Panelists: 
Gregg Deal (Pyramid Lake Paiute), GreggDeal.com 
Joey Montoya (Lipan Apache), Urban Native Era
Viki Eagle (Sicangu Lakota/Japanese), Real Life Indian
 
 

 

Additional Resources

Illuminative toolkit

IllumiNative Toolkit

IllumiNative is a national, Native-led nonprofit committed to amplifying contemporary Native voices, stories and issues to advance justice, equity and social impact. In the Indigenous Peoples' Day toolkit, you will find case studies, key questions and answers, messages, a comprehensive how-to-guides on advocating to your representative and building a coalition, and more.

toolkit

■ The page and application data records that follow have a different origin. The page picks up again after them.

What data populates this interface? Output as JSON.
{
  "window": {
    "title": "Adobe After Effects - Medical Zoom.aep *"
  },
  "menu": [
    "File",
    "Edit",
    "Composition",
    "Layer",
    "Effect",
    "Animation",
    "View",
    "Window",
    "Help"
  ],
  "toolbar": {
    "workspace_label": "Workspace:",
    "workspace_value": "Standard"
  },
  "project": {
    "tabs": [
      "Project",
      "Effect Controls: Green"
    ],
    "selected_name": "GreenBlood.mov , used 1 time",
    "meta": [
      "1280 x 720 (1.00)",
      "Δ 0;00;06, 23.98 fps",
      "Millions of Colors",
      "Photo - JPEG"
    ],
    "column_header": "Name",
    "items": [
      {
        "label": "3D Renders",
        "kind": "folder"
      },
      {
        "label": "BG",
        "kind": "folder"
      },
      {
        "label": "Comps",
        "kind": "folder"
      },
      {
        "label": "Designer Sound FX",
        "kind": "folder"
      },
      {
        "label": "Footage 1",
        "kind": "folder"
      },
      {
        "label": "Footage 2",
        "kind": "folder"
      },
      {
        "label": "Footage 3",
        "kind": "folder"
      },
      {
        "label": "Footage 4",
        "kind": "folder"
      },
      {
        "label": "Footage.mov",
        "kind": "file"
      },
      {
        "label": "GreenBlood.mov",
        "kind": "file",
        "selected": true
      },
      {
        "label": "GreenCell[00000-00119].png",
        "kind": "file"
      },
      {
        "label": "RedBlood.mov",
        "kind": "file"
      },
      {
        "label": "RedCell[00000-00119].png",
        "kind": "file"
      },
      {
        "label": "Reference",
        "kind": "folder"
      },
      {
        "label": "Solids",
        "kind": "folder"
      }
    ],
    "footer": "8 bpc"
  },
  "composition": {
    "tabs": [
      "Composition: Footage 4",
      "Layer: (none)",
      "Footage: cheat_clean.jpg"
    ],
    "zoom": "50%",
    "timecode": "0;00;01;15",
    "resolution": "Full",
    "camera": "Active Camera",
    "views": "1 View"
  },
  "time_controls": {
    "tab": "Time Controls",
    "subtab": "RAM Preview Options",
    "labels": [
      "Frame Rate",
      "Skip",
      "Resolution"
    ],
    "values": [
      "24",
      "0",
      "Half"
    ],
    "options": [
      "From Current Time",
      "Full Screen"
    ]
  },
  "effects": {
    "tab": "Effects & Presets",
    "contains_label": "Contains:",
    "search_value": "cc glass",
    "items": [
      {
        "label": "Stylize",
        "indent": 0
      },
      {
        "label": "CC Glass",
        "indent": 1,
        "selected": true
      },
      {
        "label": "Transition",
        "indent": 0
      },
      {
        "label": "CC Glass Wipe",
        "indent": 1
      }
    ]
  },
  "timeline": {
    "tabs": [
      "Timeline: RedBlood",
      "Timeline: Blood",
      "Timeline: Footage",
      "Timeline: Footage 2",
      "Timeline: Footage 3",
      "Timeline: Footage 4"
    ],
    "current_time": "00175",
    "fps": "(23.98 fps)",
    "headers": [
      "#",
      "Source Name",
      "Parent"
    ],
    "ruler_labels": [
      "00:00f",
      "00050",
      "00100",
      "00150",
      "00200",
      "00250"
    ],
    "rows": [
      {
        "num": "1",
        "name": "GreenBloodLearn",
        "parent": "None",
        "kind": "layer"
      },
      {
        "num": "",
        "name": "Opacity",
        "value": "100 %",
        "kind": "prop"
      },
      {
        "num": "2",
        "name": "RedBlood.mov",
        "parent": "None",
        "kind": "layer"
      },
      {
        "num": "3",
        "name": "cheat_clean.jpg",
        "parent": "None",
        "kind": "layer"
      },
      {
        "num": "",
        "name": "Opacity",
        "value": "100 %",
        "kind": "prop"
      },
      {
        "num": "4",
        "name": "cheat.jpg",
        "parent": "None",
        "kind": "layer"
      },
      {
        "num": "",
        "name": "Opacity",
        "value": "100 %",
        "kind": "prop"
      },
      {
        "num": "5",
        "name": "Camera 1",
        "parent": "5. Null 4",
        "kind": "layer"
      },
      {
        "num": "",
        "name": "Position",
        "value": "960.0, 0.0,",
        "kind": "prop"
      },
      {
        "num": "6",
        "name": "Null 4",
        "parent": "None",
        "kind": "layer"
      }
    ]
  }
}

americanwestcenter

Native Places Atlas

Native Places is a spatial humanities project from the American West Center. It consists of an interactive, layered map centered on Utah that encompasses the homelands of the state’s traditionally associated tribes. The interactive map records and restores indigenous place names to major landscape features and selected historical and cultural sites in Utah.

interactive map

nativeknoweldge

Native Knowledge 360°

Native Knowledge 360° (NK360°) provides educators and students with new perspectives on Native American history and cultures. NK360° provides educational materials, virtual student programs, and teacher training that incorporate Native narratives, more comprehensive histories, and accurate information to enlighten and inform teaching and learning about Native America.

NK360°

Last Updated: 11/9/21